Jean de La Bruyère Biography, Life, Interesting Facts
Died On :
May 11, 1696,
Birth Place :
French philosopher and well-known satirist Jean de La Bruyère was born on August 16, 1645, in Paris, France. He had a common origin. His father rose to the position of the controller general of finance at the Hôtel de Ville, where the local administration of the city was housed.
As a result, La Bruyère’s father could leave a substantial amount of money for him as an inheritance. He received his early education from the Oratorians, a group of the Roman Catholic priests engaged in charitable and benevolent work.
In 1665, he obtained a law degree from the University of Orléans. In 1671, he again acquired a moderate amount of inheritance from one of his uncles. Due to this inheritance, La Bruyère could afford to lead a comfortable life and refrained from practicing his craft. Introduced by the renowned humanist and theologian Jacques-Bénigne Bossuet, he became the tutor of the 16-year-old grandson of Louis XIV, Louis III de Bourbon in August 1684.
Life In The Court Of Louis XIV
With his entry as the tutor of Louis III de Bourbon, La Bruyère lost his independence as a free man. He had to adapt to the life of a court jester always keen and eager to please his employer.
The level of social discrimination between him and his patrons always hurt him. He was never able to reconcile to the superficial and at times the silly world of the French court. Silently enduring the treatment of a domestic servant, he remained observant and closely noticed the court and its frailties.
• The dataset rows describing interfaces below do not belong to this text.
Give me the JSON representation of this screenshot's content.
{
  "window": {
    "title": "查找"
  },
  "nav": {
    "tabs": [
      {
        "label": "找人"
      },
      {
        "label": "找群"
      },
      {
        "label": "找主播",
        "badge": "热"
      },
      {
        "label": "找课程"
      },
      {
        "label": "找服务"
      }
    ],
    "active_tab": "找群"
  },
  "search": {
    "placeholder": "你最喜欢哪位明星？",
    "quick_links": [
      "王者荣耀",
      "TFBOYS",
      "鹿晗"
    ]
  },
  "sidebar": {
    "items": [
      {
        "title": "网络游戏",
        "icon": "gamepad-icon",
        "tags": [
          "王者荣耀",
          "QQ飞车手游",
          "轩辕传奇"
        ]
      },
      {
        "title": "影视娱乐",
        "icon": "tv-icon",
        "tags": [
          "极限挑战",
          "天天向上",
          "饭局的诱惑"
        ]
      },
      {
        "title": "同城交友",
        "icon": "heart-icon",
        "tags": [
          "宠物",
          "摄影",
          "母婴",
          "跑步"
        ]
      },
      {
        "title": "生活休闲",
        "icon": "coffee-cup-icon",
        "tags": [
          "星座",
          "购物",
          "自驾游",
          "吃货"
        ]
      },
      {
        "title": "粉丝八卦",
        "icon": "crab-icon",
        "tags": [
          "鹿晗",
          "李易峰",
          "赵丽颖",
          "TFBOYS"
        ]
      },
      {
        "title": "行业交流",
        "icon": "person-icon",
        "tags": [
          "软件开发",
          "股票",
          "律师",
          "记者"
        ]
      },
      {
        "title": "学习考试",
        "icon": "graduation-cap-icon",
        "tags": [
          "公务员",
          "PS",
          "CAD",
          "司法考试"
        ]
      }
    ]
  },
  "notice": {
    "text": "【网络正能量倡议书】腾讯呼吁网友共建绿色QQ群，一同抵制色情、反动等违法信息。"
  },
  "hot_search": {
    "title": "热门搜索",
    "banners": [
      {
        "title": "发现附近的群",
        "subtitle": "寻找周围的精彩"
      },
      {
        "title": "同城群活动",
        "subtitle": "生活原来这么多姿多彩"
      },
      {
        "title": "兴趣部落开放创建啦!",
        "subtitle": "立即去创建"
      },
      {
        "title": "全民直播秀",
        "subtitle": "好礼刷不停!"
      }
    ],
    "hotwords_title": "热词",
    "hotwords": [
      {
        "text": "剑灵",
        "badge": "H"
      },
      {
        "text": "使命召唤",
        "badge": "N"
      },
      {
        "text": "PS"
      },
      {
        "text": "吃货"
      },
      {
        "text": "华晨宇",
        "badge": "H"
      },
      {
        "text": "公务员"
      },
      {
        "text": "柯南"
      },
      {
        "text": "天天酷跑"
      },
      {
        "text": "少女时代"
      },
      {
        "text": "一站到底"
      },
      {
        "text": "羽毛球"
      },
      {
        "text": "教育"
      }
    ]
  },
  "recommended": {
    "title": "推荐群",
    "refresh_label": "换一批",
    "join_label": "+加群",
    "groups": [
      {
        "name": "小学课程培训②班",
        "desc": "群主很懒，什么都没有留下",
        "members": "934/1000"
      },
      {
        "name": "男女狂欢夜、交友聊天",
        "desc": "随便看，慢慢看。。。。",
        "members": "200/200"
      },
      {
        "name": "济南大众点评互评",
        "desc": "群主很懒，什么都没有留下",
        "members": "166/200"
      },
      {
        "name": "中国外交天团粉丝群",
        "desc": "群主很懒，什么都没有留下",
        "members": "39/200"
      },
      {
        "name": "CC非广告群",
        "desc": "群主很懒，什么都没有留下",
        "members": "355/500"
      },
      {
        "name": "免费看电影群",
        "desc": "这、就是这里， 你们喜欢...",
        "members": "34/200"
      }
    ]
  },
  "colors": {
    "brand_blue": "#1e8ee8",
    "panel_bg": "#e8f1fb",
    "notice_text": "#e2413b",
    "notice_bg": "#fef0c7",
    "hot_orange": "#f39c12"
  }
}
Inspiration Behind HisLiterary Work
The discrepancies Jean de La Bruyère suffered due to the difference in social status between him and his masters hurt his self-esteem and dignity. In 1688, he published his only literary work ‘Les Caractères’ (The Characters).
The book comprises many collections of his many satirical observations and caricatures he witnessed during his association with the household of Louis, Prince of Condé. The injustice meted out to him there wounded his pride, and it reflected in the only literary work he authored.
The Masterpiece Of French Literature
Les Caractères, though a single literary endeavor from Jean de La Bruyère, turned out to be a masterpiece of French literature. The book consists of 16 chapters. In each of these 16 chapters, La Bruyère had chronicled short moral sarcastic observations excellently. It depicts the alienation among the various strata of people living in the prevalent society on the grounds of social discrimination.
It also portrays various sections of the society including the spiritual hollowness of the priests, anguish of the everyday, ordinary people, the superficial nature of the high and mighty and the commoners wanting to climb atop the social ladder.
During his years in the Louis household, he had to withstand constant mocking due to his clumsy figure, gloomy and dour manner, etc. He took all these ridicules in his stride and made some acute observations regarding the power of money in a demoralized society in his magnum opus literary work.
In 1693, Jean de La Bruyère made his way to become a member of the Académie Française. Earlier he had faced two consecutive defeats for the same. Hence, he felt a sense of accomplishment when the membership happened on the third attempt. On May 11, 1696, he breathed his last in his home in Hôtel de Condé. The reason for his sudden death was cited as apoplexy. He was re-editing his literary work for the ninth time immediately before his death.
More People From Île-de-France
More People From France
Simone de Beauvoir
Pierre Paul Prud'hon
Pope Leo IX